WORK TO BE COMPLETED> In the entries that follow, say how many lines contain the string "title". Give no other words.

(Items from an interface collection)
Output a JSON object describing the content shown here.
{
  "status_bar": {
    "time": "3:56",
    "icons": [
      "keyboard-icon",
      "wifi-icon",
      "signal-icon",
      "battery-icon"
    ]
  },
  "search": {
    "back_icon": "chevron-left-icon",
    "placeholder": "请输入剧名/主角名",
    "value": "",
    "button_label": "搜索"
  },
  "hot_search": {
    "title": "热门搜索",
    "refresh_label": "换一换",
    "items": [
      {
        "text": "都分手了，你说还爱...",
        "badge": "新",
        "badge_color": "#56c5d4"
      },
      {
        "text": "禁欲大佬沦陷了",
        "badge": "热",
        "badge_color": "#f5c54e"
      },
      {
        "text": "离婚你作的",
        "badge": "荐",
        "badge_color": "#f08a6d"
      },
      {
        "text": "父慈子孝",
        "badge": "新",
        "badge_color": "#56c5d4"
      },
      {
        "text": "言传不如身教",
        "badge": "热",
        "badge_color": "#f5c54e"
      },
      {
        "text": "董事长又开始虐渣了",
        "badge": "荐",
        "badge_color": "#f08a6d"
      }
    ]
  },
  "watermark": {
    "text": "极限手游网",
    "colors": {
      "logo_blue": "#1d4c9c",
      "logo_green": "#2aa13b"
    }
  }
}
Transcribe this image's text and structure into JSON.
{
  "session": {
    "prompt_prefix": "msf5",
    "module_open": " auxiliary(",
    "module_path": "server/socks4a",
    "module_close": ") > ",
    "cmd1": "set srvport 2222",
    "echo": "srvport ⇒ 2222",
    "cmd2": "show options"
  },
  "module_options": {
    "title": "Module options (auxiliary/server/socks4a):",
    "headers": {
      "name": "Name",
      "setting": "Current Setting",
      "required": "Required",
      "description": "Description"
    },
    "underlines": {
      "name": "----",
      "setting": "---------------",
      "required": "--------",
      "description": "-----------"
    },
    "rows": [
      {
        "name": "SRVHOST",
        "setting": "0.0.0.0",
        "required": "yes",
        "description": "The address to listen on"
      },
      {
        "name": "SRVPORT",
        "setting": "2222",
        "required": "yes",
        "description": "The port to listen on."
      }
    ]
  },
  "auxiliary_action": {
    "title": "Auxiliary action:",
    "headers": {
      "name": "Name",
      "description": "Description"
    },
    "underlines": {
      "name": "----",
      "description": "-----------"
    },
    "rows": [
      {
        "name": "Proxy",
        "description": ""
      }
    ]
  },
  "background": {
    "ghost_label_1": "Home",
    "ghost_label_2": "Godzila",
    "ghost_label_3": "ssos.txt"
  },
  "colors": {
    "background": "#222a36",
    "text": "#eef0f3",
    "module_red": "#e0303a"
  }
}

WORKED SOLUTION> 3